▸ What to produce
Repeat each line of the data below exactly, but skip the pictures.

▸ Records excerpted from a collection

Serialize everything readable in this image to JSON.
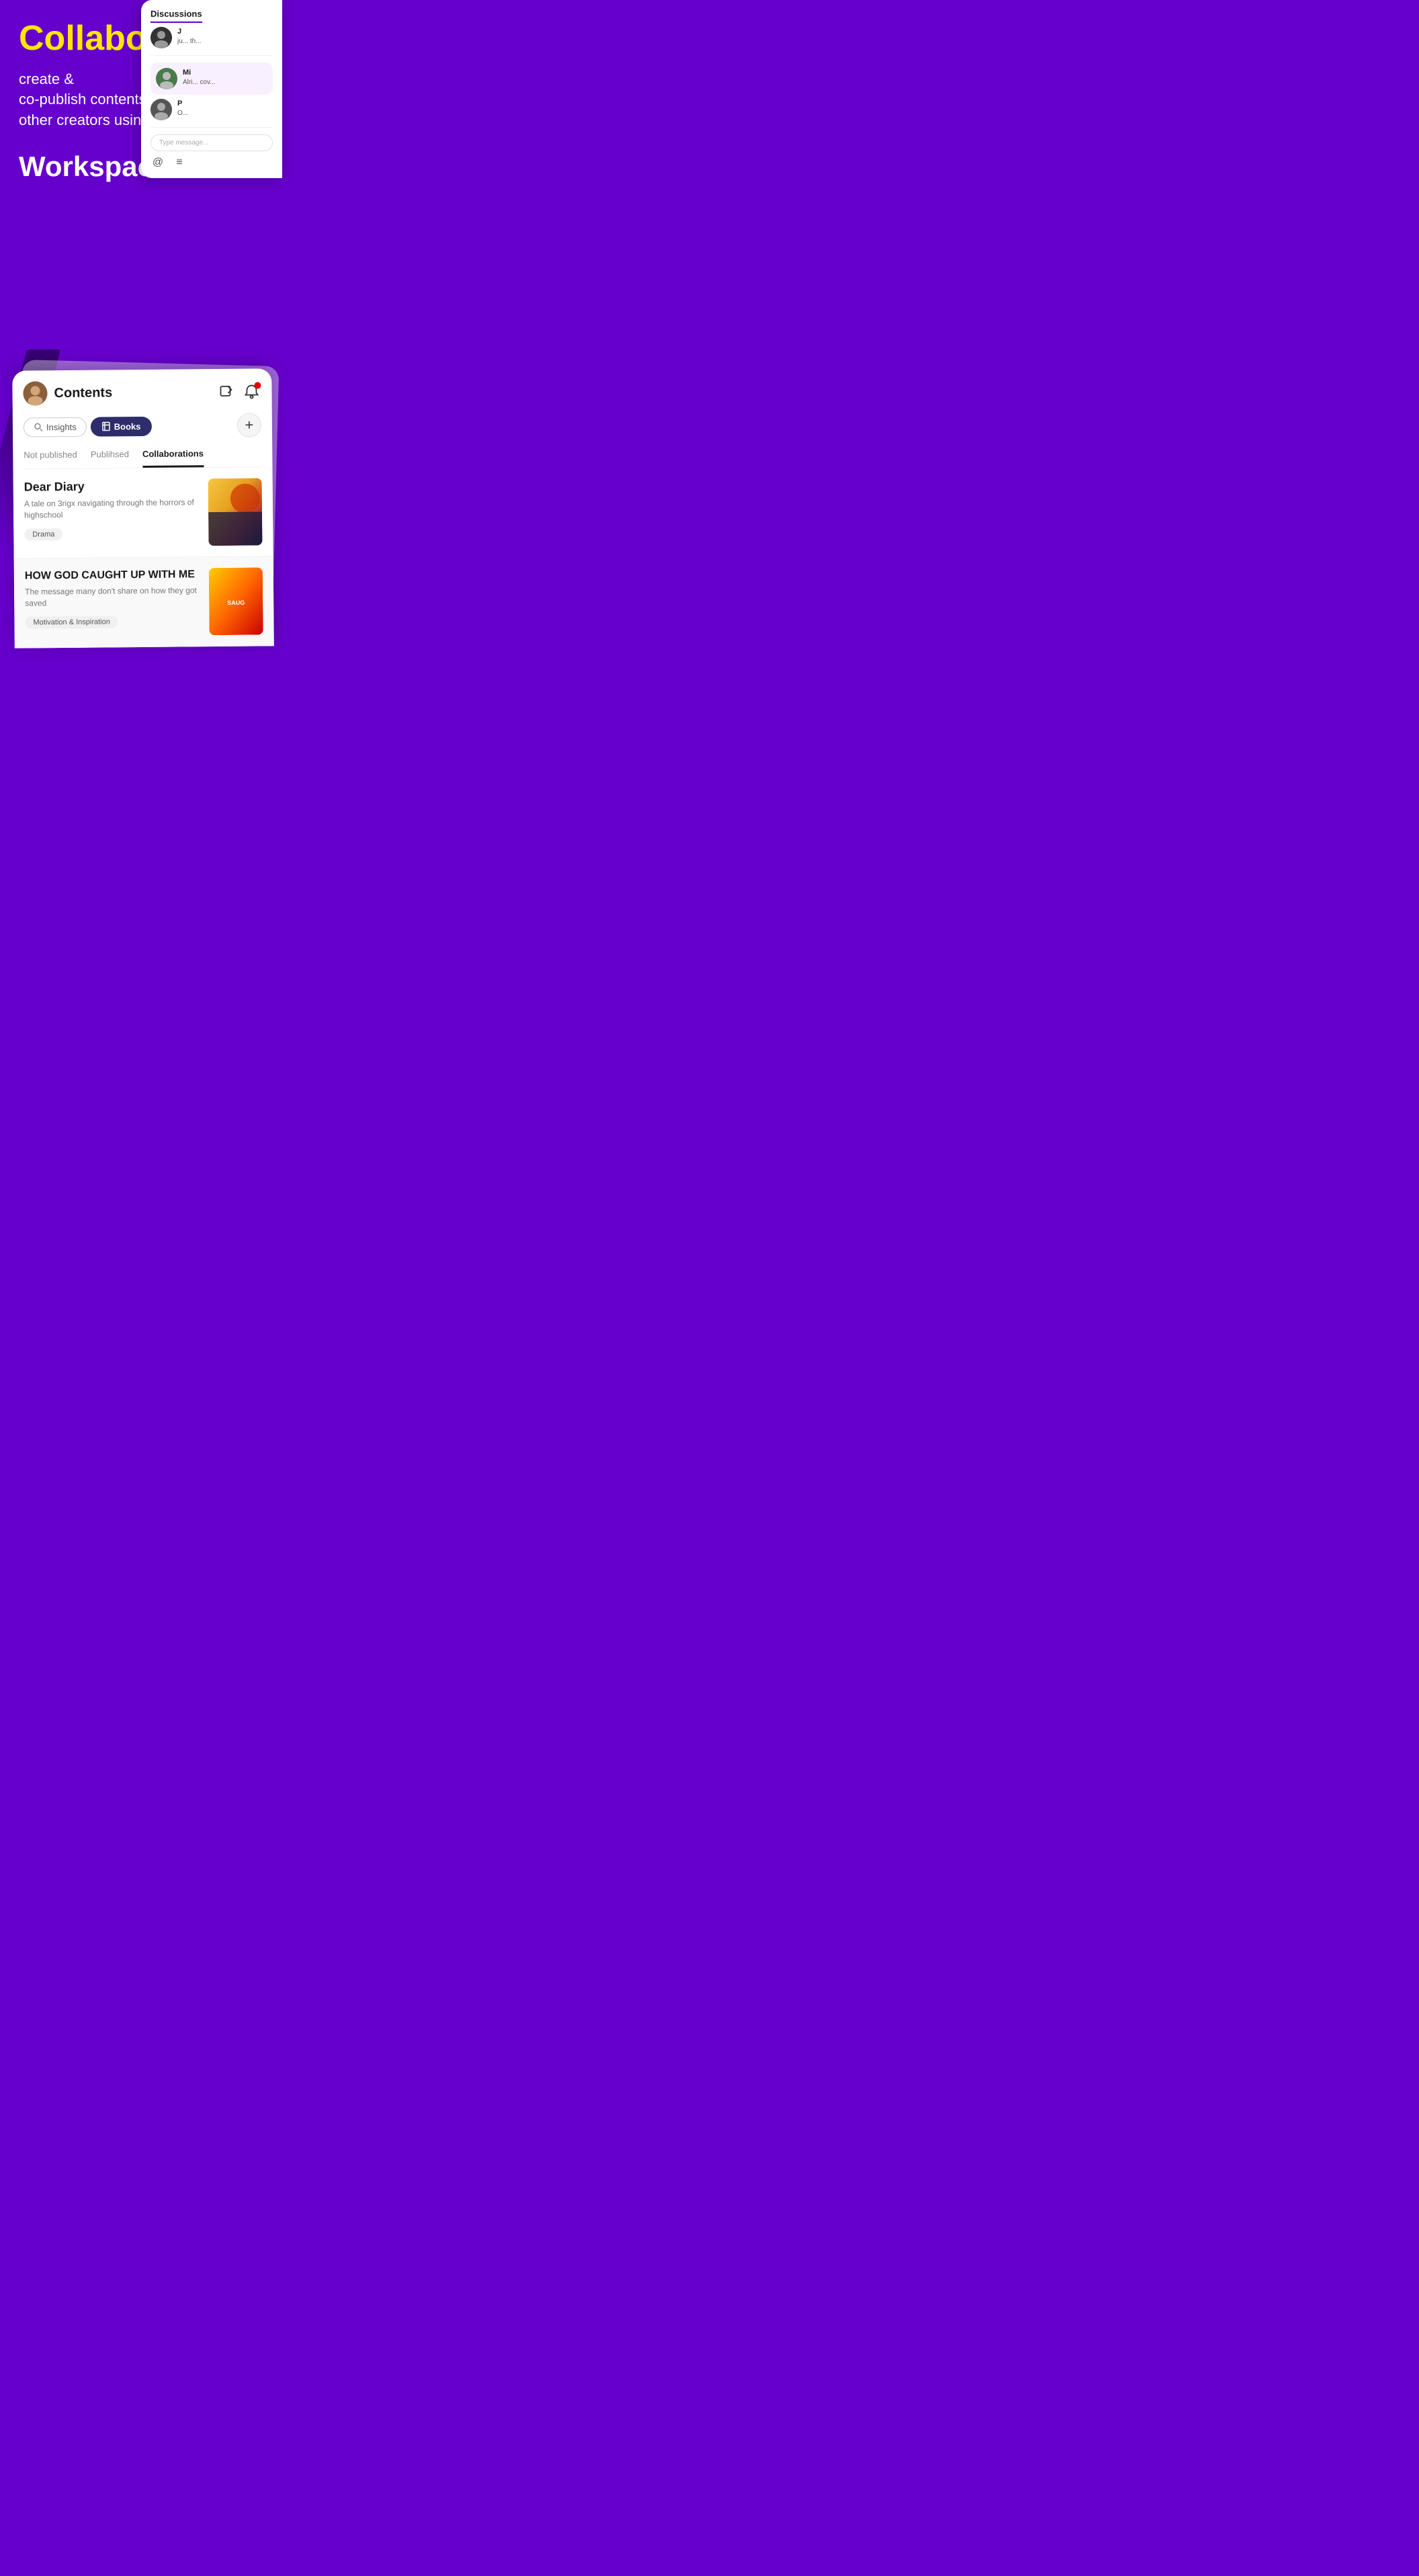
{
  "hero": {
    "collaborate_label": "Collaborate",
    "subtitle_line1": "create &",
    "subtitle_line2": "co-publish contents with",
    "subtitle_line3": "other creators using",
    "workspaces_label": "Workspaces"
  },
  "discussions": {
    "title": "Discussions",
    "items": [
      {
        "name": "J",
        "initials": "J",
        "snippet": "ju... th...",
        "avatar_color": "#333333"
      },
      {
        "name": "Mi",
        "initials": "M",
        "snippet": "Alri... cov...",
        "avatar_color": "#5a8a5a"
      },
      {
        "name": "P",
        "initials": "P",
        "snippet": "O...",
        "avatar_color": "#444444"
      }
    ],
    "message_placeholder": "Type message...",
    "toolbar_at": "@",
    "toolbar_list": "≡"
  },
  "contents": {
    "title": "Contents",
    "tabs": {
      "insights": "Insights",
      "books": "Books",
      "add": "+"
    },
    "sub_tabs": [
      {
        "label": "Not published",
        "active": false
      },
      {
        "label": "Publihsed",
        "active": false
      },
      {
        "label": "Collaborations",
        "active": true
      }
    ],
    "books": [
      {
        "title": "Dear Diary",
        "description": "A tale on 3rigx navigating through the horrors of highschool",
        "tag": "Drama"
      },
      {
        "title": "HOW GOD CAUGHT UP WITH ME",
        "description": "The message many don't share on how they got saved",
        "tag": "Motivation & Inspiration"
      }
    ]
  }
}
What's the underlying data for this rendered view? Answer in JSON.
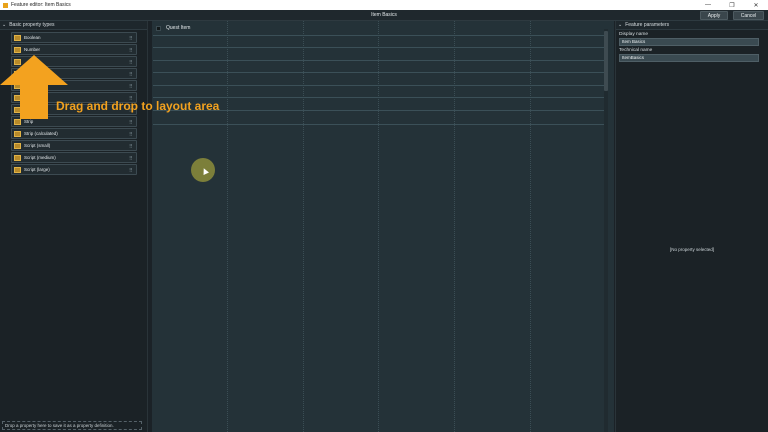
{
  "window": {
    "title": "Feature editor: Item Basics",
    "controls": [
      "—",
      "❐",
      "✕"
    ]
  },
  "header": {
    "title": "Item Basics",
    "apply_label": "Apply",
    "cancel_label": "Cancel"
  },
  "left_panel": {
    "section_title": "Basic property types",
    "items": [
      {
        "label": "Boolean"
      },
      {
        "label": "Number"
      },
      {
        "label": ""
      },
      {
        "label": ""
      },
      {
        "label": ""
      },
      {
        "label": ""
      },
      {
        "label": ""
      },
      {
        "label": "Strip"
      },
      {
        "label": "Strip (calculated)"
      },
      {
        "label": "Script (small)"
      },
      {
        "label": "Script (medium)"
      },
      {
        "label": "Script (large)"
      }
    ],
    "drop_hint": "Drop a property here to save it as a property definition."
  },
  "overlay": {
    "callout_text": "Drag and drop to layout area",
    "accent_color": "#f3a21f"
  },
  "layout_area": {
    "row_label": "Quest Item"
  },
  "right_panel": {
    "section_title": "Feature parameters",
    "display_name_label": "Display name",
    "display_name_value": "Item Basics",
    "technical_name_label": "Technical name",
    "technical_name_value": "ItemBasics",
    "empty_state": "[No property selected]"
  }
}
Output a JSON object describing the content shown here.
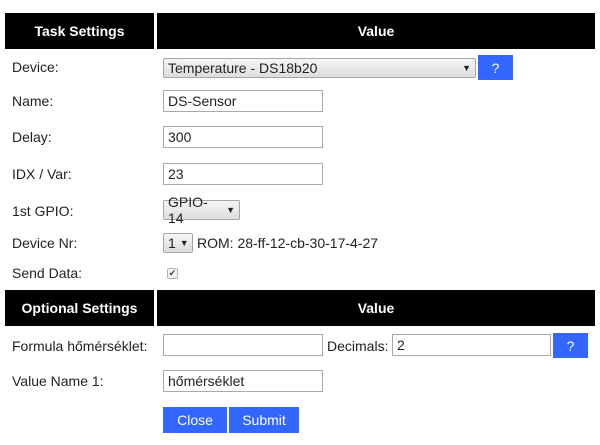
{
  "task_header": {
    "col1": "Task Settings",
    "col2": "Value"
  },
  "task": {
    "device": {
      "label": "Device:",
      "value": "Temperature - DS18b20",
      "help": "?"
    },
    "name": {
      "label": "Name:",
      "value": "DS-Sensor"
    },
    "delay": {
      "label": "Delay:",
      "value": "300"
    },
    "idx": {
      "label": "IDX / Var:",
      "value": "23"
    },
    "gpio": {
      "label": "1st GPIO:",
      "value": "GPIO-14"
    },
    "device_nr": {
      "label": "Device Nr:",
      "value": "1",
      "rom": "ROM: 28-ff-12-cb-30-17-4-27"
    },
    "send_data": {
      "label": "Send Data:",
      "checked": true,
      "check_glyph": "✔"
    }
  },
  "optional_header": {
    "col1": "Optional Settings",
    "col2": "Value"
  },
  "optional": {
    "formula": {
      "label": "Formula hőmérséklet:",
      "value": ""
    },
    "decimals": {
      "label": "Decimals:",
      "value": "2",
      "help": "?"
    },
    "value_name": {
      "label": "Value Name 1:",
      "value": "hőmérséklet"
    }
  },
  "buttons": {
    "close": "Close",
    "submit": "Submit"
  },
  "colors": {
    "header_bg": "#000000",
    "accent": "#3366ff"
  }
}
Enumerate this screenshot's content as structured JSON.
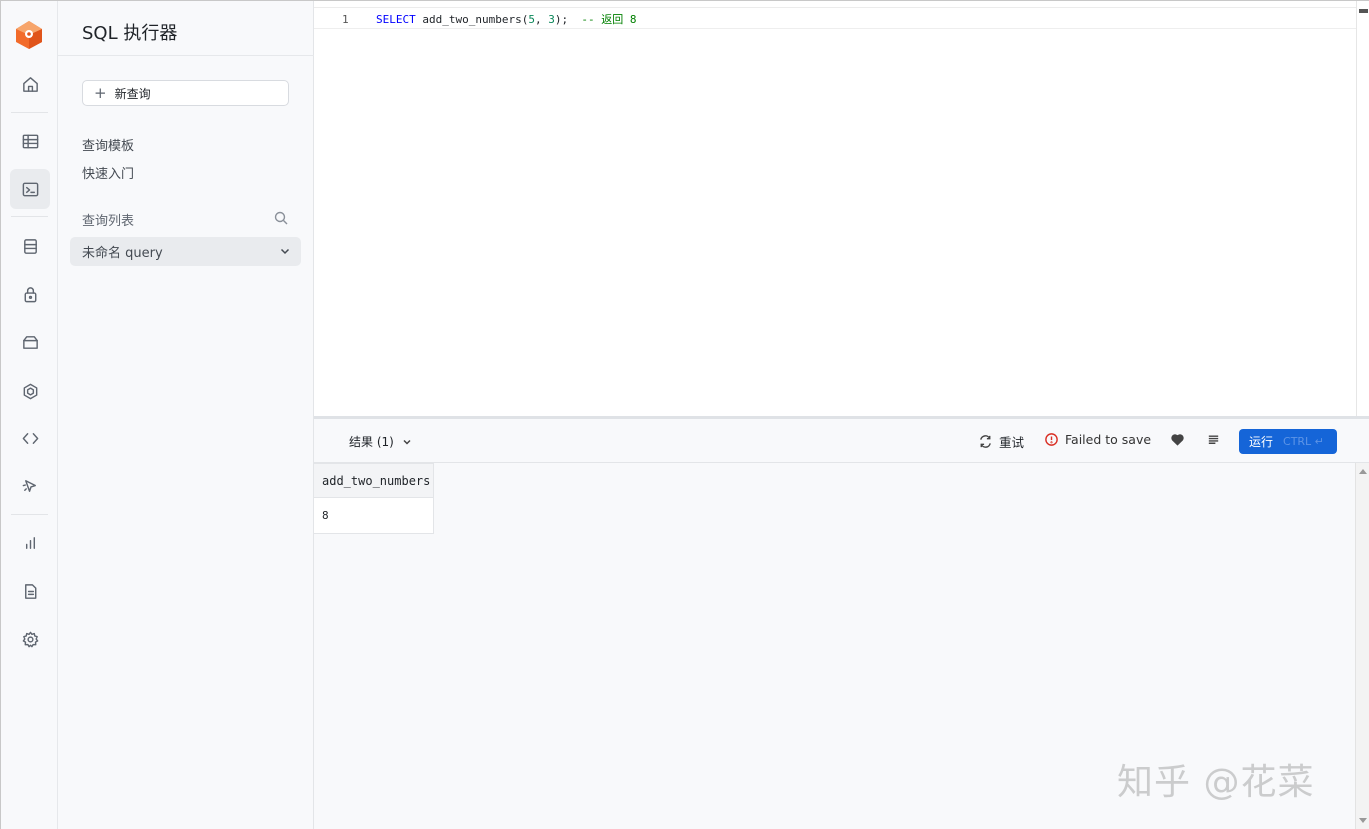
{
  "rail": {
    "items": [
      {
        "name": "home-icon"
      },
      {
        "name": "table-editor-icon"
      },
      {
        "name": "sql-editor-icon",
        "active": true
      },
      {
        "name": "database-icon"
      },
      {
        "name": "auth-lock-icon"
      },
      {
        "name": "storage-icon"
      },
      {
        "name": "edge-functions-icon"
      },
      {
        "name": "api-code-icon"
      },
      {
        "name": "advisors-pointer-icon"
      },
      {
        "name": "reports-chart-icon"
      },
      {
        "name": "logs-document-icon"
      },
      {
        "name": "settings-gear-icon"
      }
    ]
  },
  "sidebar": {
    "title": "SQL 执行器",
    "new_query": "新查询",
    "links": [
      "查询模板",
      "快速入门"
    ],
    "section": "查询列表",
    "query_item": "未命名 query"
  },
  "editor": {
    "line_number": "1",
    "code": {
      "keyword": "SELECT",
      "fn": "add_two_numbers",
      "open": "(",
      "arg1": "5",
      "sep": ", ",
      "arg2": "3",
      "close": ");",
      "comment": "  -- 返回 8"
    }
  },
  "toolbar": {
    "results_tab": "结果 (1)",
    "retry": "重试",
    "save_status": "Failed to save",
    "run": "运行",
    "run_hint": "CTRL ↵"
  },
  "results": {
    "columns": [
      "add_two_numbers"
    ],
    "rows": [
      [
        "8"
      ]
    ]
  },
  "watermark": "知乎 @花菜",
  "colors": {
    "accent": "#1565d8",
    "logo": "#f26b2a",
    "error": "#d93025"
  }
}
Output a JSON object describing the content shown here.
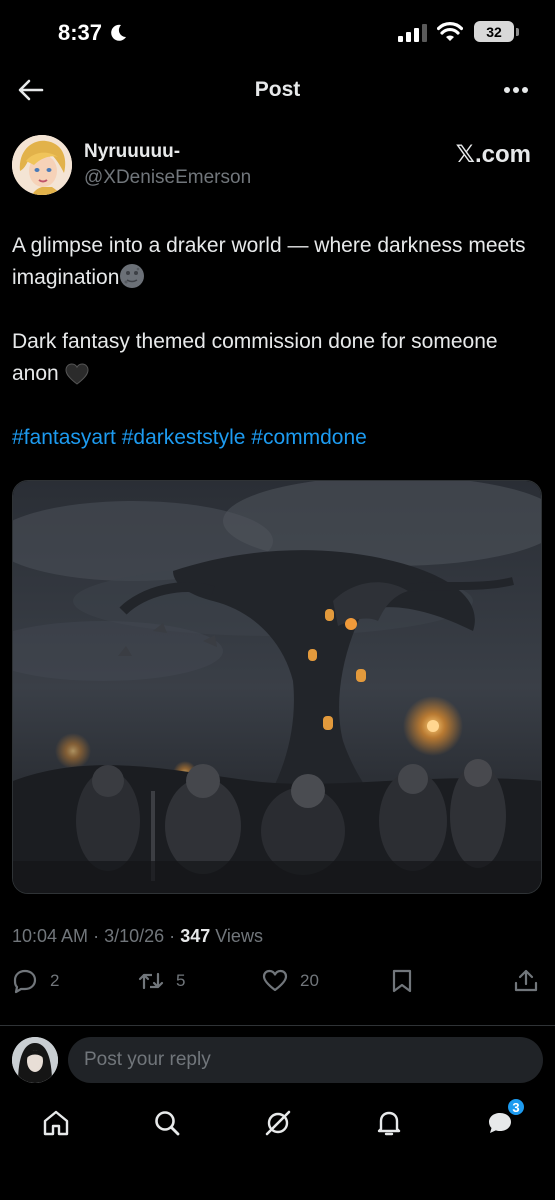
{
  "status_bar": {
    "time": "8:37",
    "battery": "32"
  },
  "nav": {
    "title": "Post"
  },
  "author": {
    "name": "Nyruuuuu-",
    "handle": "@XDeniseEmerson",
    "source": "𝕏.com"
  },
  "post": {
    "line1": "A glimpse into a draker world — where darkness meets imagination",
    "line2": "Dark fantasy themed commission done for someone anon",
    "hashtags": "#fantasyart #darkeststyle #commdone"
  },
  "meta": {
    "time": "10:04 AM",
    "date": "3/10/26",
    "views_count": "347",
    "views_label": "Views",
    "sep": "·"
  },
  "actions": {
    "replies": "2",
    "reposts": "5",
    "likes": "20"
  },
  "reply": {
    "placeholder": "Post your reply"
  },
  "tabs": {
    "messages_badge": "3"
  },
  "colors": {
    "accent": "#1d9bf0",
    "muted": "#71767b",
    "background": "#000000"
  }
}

▸ Output for this task
Serialize everything readable in this image to JSON.
{
  "hero": {
    "collaborate_label": "Collaborate",
    "subtitle_line1": "create &",
    "subtitle_line2": "co-publish contents with",
    "subtitle_line3": "other creators using",
    "workspaces_label": "Workspaces"
  },
  "discussions": {
    "title": "Discussions",
    "items": [
      {
        "name": "J",
        "initials": "J",
        "snippet": "ju... th...",
        "avatar_color": "#333333"
      },
      {
        "name": "Mi",
        "initials": "M",
        "snippet": "Alri... cov...",
        "avatar_color": "#5a8a5a"
      },
      {
        "name": "P",
        "initials": "P",
        "snippet": "O...",
        "avatar_color": "#444444"
      }
    ],
    "message_placeholder": "Type message...",
    "toolbar_at": "@",
    "toolbar_list": "≡"
  },
  "contents": {
    "title": "Contents",
    "tabs": {
      "insights": "Insights",
      "books": "Books",
      "add": "+"
    },
    "sub_tabs": [
      {
        "label": "Not published",
        "active": false
      },
      {
        "label": "Publihsed",
        "active": false
      },
      {
        "label": "Collaborations",
        "active": true
      }
    ],
    "books": [
      {
        "title": "Dear Diary",
        "description": "A tale on 3rigx navigating through the horrors of highschool",
        "tag": "Drama"
      },
      {
        "title": "HOW GOD CAUGHT UP WITH ME",
        "description": "The message many don't share on how they got saved",
        "tag": "Motivation & Inspiration"
      }
    ]
  }
}
What's the underlying data for this rendered view? Answer in JSON.
{
  "window": {
    "title": "Feature editor: Item Basics",
    "controls": [
      "—",
      "❐",
      "✕"
    ]
  },
  "header": {
    "title": "Item Basics",
    "apply_label": "Apply",
    "cancel_label": "Cancel"
  },
  "left_panel": {
    "section_title": "Basic property types",
    "items": [
      {
        "label": "Boolean"
      },
      {
        "label": "Number"
      },
      {
        "label": ""
      },
      {
        "label": ""
      },
      {
        "label": ""
      },
      {
        "label": ""
      },
      {
        "label": ""
      },
      {
        "label": "Strip"
      },
      {
        "label": "Strip (calculated)"
      },
      {
        "label": "Script (small)"
      },
      {
        "label": "Script (medium)"
      },
      {
        "label": "Script (large)"
      }
    ],
    "drop_hint": "Drop a property here to save it as a property definition."
  },
  "overlay": {
    "callout_text": "Drag and drop to layout area",
    "accent_color": "#f3a21f"
  },
  "layout_area": {
    "row_label": "Quest Item"
  },
  "right_panel": {
    "section_title": "Feature parameters",
    "display_name_label": "Display name",
    "display_name_value": "Item Basics",
    "technical_name_label": "Technical name",
    "technical_name_value": "ItemBasics",
    "empty_state": "[No property selected]"
  }
}
Output a JSON object describing the content shown here.
{
  "task_header": {
    "col1": "Task Settings",
    "col2": "Value"
  },
  "task": {
    "device": {
      "label": "Device:",
      "value": "Temperature - DS18b20",
      "help": "?"
    },
    "name": {
      "label": "Name:",
      "value": "DS-Sensor"
    },
    "delay": {
      "label": "Delay:",
      "value": "300"
    },
    "idx": {
      "label": "IDX / Var:",
      "value": "23"
    },
    "gpio": {
      "label": "1st GPIO:",
      "value": "GPIO-14"
    },
    "device_nr": {
      "label": "Device Nr:",
      "value": "1",
      "rom": "ROM: 28-ff-12-cb-30-17-4-27"
    },
    "send_data": {
      "label": "Send Data:",
      "checked": true,
      "check_glyph": "✔"
    }
  },
  "optional_header": {
    "col1": "Optional Settings",
    "col2": "Value"
  },
  "optional": {
    "formula": {
      "label": "Formula hőmérséklet:",
      "value": ""
    },
    "decimals": {
      "label": "Decimals:",
      "value": "2",
      "help": "?"
    },
    "value_name": {
      "label": "Value Name 1:",
      "value": "hőmérséklet"
    }
  },
  "buttons": {
    "close": "Close",
    "submit": "Submit"
  },
  "colors": {
    "header_bg": "#000000",
    "accent": "#3366ff"
  }
}
Enumerate this screenshot's content as structured JSON.
{
  "rail": {
    "items": [
      {
        "name": "home-icon"
      },
      {
        "name": "table-editor-icon"
      },
      {
        "name": "sql-editor-icon",
        "active": true
      },
      {
        "name": "database-icon"
      },
      {
        "name": "auth-lock-icon"
      },
      {
        "name": "storage-icon"
      },
      {
        "name": "edge-functions-icon"
      },
      {
        "name": "api-code-icon"
      },
      {
        "name": "advisors-pointer-icon"
      },
      {
        "name": "reports-chart-icon"
      },
      {
        "name": "logs-document-icon"
      },
      {
        "name": "settings-gear-icon"
      }
    ]
  },
  "sidebar": {
    "title": "SQL 执行器",
    "new_query": "新查询",
    "links": [
      "查询模板",
      "快速入门"
    ],
    "section": "查询列表",
    "query_item": "未命名 query"
  },
  "editor": {
    "line_number": "1",
    "code": {
      "keyword": "SELECT",
      "fn": "add_two_numbers",
      "open": "(",
      "arg1": "5",
      "sep": ", ",
      "arg2": "3",
      "close": ");",
      "comment": "  -- 返回 8"
    }
  },
  "toolbar": {
    "results_tab": "结果 (1)",
    "retry": "重试",
    "save_status": "Failed to save",
    "run": "运行",
    "run_hint": "CTRL ↵"
  },
  "results": {
    "columns": [
      "add_two_numbers"
    ],
    "rows": [
      [
        "8"
      ]
    ]
  },
  "watermark": "知乎 @花菜",
  "colors": {
    "accent": "#1565d8",
    "logo": "#f26b2a",
    "error": "#d93025"
  }
}
Output a JSON object describing the content shown here.
{
  "status_bar": {
    "time": "8:37",
    "battery": "32"
  },
  "nav": {
    "title": "Post"
  },
  "author": {
    "name": "Nyruuuuu-",
    "handle": "@XDeniseEmerson",
    "source": "𝕏.com"
  },
  "post": {
    "line1": "A glimpse into a draker world — where darkness meets imagination",
    "line2": "Dark fantasy themed commission done for someone anon",
    "hashtags": "#fantasyart #darkeststyle #commdone"
  },
  "meta": {
    "time": "10:04 AM",
    "date": "3/10/26",
    "views_count": "347",
    "views_label": "Views",
    "sep": "·"
  },
  "actions": {
    "replies": "2",
    "reposts": "5",
    "likes": "20"
  },
  "reply": {
    "placeholder": "Post your reply"
  },
  "tabs": {
    "messages_badge": "3"
  },
  "colors": {
    "accent": "#1d9bf0",
    "muted": "#71767b",
    "background": "#000000"
  }
}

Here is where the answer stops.